Tag Archives: microformats

Webslices and Revisiting Microsummaries

When the first Firefox 2 beta was released, I looked into Microsummaries, a feature that enables bookmarks to automatically update their titles with information. I concluded they were useful, but not for anything I was doing. The main application would be my Flash site, but it already had an RSS feed for updates, and a microsummary could only really include the most recent item.

Now the first IE8 beta supports Webslices. They’re similar in concept, but can include formatted data (not just plain text) and use microformat-like markup on the web page instead of a <link> element in the head.

I figured with two browsers supporting the concept, I’d give it a shot. I adapted the script I use to generate the RSS feed so that it will also take everything on the most recent day and generate a text file, which is used for the Microsummary title. For the Webslice, to start with I just marked up the “Latest Updates” section of the home page. Since I haven’t installed IE8b1 at home, I’m using Daniel Glazman’s experimental Webchunks extension for Firefox to try it out. Unfortunately the extension doesn’t seem to resolve relative links in its current state.

The real question, of course, is whether either technology offers anything better than what feeds can do now.

I think I’ll end up going the external-feed route for the Webslice as well, since it’ll use a lot less bandwidth than having a bunch of IE installations pulling the entire home page once a day. Plus since I’m using SSI on that page, it doesn’t take advantage of conditional requests and caching, and a static file will. But that’ll have to wait. Lost is on in 2 minutes, and after getting up earlier than usual this morning, I’ll probably be going to bed right after the show.

Update: I checked in IE8, and the webslice does work as expected. A few minor differences: Webchunks pulls in external styles, like the background and colors, while IE8b1 only uses styles in the chunk itself. Interesting bit: I’m marking up list items as entries, and IE8 is actually displaying them as a bulleted list, while Webchunks is simply showing the content.

So it at least works. Maybe tonight or Sunday I’ll see if I can refine it a bit.

Making Use of Microsummaries

Well, Firefox 2 beta 1 is out, and I’ve been trying it out. I used to run nightly builds back in the early days, but since 1.0 hit, I haven’t been willing to go below beta-level for my primary browser, so I haven’t really been following development of Firefox 2. (Let me just say I really like in-line spell checking!)

As a web developer, one of the new features that caught my eye is microsummaries. If the name weren’t already taken, “live bookmarks” would have been the perfect description.

Basically it retrieves info from the bookmarked page and updates the label on your bookmark. Examples given include the current price and remaining time for an auction, or current stock price, or weather data. The page author can describe what chunk of data to use, or you can write an installable “generator” that applies itself to some list of pages.
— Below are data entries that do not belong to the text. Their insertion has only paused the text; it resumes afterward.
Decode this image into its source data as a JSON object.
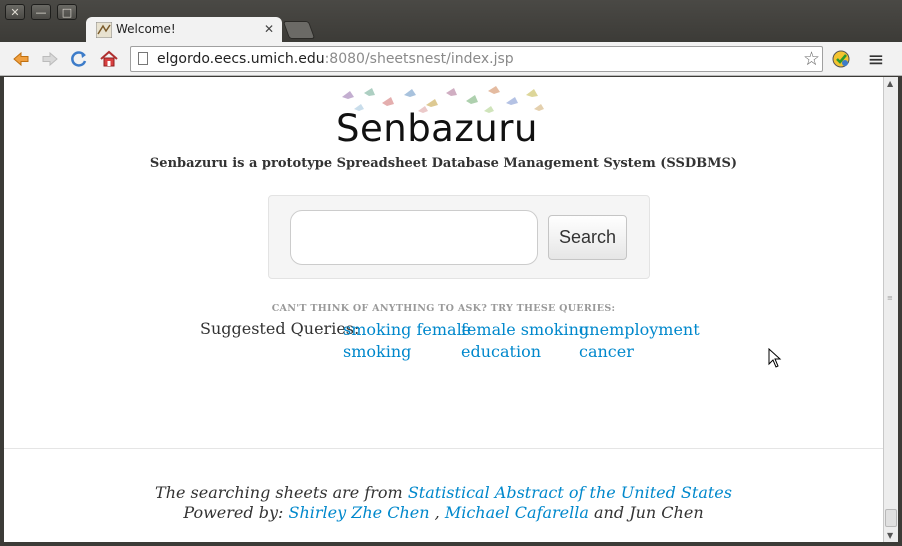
{
  "window": {
    "close_glyph": "✕",
    "minimize_glyph": "—",
    "maximize_glyph": "□"
  },
  "tab": {
    "title": "Welcome!",
    "close_glyph": "✕"
  },
  "toolbar": {
    "back_icon": "back-arrow-icon",
    "forward_icon": "forward-arrow-icon",
    "reload_icon": "reload-icon",
    "home_icon": "home-icon",
    "url_host": "elgordo.eecs.umich.edu",
    "url_rest": ":8080/sheetsnest/index.jsp",
    "star_glyph": "☆",
    "menu_glyph": "≡"
  },
  "page": {
    "logo_text": "Senbazuru",
    "tagline": "Senbazuru is a prototype Spreadsheet Database Management System (SSDBMS)",
    "search": {
      "value": "",
      "placeholder": "",
      "button_label": "Search"
    },
    "hint": "CAN'T THINK OF ANYTHING TO ASK? TRY THESE QUERIES:",
    "suggested_label": "Suggested Queries:",
    "suggested_queries": [
      {
        "line1": "smoking female",
        "line2": "smoking"
      },
      {
        "line1": "female smoking",
        "line2": "education"
      },
      {
        "line1": "unemployment",
        "line2": "cancer"
      }
    ],
    "footer": {
      "line1_prefix": "The searching sheets are from",
      "line1_link": "Statistical Abstract of the United States",
      "line2_prefix": "Powered by:",
      "author1": "Shirley Zhe Chen",
      "sep": ",",
      "author2": "Michael Cafarella",
      "suffix": "and Jun Chen"
    }
  },
  "colors": {
    "link": "#0088cc",
    "chrome_dark": "#3c3b37",
    "toolbar": "#f2f2f2"
  }
}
This is a pretty cool idea: basically a 1-item RSS feed, automatically generated from the current page. (The disadvantage is that the browser retrieves the full page and then extracts the data, whereas an RSS feed is already summarized.) Edit: Apparently it’s also possible to link to a 1-line text document instead.

So, being handed a new tool, I immediately started trying to come up with something to do with it.

And came up more-or-less empty.

There are only two areas on my site that I update regularly: Flash: Those Who Ride the Lightning and this blog—and both are more suited to the list of recent updates that you get with RSS or Atom than the latest-info-only that you get with a microsummary.

It might prove useful for server monitoring, though. Condense the important info from a report (like “No alerts” vs “Server X down!”) and put it on the browser toolbar.